:: Source material ::

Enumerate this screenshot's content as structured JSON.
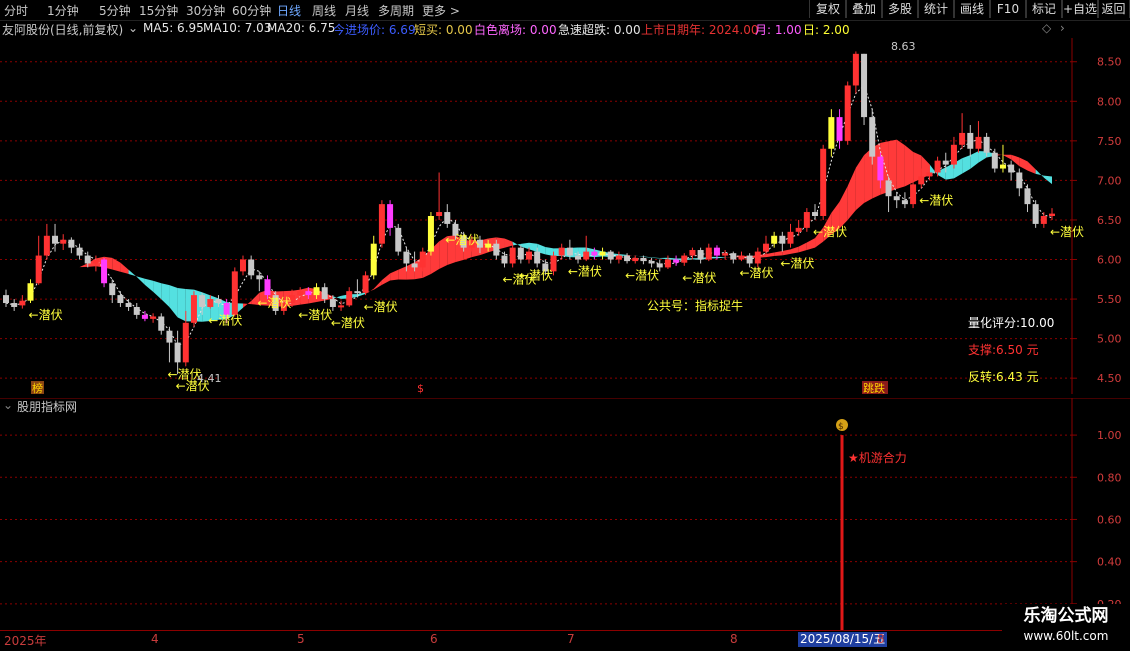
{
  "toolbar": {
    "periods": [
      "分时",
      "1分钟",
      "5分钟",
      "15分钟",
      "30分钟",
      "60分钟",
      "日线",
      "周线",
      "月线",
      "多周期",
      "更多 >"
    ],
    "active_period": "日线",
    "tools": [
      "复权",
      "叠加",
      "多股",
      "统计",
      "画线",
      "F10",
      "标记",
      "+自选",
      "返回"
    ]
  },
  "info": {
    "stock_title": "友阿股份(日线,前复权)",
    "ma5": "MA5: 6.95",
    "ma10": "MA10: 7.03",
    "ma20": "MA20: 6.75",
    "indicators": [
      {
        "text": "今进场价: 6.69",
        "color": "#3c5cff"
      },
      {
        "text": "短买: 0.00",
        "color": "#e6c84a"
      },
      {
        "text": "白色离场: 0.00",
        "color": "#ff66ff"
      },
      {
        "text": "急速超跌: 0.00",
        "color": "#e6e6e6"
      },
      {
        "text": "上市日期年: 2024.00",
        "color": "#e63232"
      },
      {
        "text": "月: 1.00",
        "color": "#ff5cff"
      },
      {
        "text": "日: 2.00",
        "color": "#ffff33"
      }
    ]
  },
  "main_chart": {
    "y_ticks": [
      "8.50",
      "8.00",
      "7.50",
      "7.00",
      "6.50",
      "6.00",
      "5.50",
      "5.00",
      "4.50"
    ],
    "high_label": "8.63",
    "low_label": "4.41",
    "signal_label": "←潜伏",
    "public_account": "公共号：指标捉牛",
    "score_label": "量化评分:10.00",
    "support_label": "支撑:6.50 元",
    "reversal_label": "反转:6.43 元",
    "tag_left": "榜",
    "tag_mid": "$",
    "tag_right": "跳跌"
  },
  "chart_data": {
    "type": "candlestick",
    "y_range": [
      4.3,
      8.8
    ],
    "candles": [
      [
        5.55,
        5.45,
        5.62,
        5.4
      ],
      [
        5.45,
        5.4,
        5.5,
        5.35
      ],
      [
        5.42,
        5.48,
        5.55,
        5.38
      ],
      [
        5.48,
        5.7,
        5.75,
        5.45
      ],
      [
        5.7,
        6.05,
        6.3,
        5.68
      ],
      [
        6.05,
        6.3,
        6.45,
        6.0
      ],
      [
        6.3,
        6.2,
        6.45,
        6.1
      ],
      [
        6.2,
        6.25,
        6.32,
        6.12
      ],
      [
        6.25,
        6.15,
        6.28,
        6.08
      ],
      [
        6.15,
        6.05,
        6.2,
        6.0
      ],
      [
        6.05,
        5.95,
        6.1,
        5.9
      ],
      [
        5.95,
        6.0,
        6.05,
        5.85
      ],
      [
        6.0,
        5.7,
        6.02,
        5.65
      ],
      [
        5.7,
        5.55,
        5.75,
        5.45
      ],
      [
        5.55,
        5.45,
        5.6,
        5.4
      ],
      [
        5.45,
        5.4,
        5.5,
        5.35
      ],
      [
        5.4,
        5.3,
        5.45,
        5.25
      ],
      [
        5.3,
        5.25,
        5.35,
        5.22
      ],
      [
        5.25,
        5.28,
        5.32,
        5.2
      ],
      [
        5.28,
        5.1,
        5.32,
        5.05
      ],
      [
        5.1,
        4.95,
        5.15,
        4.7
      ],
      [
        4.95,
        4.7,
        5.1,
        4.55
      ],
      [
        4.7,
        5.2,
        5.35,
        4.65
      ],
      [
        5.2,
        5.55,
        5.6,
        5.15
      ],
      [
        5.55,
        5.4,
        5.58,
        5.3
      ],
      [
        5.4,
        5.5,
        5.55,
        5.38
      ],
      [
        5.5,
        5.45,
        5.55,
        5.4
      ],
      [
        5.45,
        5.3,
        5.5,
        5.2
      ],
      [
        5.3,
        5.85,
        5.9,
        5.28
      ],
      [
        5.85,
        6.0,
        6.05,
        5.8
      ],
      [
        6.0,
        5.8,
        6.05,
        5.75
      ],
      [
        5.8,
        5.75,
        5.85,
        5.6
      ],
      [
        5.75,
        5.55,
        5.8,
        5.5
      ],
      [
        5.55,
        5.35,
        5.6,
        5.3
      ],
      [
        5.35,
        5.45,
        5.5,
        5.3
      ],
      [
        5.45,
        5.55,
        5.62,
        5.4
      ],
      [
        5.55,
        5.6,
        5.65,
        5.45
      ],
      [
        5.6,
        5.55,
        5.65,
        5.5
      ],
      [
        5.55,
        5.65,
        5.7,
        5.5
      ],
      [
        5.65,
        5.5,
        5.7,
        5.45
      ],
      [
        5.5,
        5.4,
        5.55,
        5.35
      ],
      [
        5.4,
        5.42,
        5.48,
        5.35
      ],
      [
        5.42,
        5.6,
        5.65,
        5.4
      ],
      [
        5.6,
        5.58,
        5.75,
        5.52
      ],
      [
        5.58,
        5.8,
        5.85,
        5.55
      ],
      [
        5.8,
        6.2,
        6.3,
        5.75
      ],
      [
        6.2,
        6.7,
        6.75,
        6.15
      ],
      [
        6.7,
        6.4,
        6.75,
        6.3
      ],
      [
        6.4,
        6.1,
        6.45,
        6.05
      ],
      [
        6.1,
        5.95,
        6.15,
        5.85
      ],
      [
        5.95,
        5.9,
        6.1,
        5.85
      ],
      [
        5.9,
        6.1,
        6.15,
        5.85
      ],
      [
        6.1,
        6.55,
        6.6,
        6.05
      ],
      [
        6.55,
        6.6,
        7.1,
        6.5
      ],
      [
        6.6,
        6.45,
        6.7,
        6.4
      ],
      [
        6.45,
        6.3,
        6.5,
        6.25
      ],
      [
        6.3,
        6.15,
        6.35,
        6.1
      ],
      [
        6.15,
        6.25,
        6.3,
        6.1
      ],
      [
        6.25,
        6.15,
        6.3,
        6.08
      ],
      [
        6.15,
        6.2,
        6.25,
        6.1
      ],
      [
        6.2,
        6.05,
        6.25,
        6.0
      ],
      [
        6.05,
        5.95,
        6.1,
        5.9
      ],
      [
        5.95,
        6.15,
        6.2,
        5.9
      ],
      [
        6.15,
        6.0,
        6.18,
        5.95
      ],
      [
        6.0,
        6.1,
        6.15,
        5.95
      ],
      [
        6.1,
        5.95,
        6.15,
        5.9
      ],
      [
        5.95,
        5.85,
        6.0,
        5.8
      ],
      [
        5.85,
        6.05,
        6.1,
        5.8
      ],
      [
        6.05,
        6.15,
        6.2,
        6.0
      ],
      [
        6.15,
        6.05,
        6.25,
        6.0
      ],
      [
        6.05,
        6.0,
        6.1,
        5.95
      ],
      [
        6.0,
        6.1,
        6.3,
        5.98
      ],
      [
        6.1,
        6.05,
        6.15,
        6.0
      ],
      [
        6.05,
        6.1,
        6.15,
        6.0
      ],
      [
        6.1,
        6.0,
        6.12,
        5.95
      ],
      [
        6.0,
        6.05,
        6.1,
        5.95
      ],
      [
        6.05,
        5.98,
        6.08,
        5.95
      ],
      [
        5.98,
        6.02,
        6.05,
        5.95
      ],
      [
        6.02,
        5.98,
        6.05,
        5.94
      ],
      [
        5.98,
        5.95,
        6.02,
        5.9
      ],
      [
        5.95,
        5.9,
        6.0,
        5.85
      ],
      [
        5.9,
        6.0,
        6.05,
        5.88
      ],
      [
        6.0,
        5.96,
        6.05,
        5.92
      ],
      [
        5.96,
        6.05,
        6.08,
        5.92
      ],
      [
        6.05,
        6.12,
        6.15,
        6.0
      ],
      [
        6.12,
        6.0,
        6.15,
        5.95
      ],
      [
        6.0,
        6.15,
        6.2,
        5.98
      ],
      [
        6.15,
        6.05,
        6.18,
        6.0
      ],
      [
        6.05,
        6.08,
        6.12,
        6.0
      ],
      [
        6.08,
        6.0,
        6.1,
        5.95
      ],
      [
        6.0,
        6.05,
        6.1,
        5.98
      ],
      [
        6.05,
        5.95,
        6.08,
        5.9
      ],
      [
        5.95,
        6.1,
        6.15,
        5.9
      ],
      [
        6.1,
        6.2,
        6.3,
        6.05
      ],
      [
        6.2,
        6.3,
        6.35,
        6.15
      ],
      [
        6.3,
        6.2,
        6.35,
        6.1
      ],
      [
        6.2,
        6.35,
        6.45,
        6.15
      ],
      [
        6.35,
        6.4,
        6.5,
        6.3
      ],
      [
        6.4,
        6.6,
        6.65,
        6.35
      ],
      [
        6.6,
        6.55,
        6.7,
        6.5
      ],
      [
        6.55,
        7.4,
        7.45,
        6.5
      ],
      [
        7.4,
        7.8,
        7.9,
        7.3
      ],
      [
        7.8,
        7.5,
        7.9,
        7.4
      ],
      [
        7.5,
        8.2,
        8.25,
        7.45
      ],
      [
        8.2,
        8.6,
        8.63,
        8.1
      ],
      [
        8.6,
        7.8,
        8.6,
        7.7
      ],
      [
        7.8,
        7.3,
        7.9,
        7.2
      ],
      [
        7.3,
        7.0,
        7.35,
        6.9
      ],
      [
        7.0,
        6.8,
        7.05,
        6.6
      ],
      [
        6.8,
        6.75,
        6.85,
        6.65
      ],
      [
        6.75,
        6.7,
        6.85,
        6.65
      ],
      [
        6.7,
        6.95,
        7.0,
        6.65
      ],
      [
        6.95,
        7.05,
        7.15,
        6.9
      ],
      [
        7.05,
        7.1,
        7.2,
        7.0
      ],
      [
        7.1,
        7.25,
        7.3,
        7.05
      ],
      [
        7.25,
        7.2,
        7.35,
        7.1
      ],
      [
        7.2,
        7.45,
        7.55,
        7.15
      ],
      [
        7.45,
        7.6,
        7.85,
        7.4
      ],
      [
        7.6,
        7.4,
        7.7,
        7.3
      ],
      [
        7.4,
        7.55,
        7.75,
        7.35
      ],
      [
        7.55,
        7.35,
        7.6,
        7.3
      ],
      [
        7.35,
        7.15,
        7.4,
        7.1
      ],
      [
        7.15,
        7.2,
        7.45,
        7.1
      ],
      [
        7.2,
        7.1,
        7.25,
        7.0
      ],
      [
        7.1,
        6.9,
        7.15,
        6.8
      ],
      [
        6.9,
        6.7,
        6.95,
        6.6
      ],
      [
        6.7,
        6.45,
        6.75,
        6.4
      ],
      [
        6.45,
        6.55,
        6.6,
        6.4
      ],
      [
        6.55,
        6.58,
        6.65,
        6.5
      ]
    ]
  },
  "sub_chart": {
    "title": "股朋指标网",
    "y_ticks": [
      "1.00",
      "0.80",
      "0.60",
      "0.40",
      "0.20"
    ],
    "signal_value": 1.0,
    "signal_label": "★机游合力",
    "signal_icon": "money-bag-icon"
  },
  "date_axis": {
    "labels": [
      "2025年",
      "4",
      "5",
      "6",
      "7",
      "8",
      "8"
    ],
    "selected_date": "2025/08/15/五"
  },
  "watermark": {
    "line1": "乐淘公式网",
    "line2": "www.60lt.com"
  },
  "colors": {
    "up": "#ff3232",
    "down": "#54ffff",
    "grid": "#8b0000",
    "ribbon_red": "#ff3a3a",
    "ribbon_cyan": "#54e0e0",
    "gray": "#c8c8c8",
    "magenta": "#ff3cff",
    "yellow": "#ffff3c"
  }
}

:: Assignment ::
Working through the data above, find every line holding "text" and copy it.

:: Answer for the task ::
        "text": "今进场价: 6.69",
        "text": "短买: 0.00",
        "text": "白色离场: 0.00",
        "text": "急速超跌: 0.00",
        "text": "上市日期年: 2024.00",
        "text": "月: 1.00",
        "text": "日: 2.00",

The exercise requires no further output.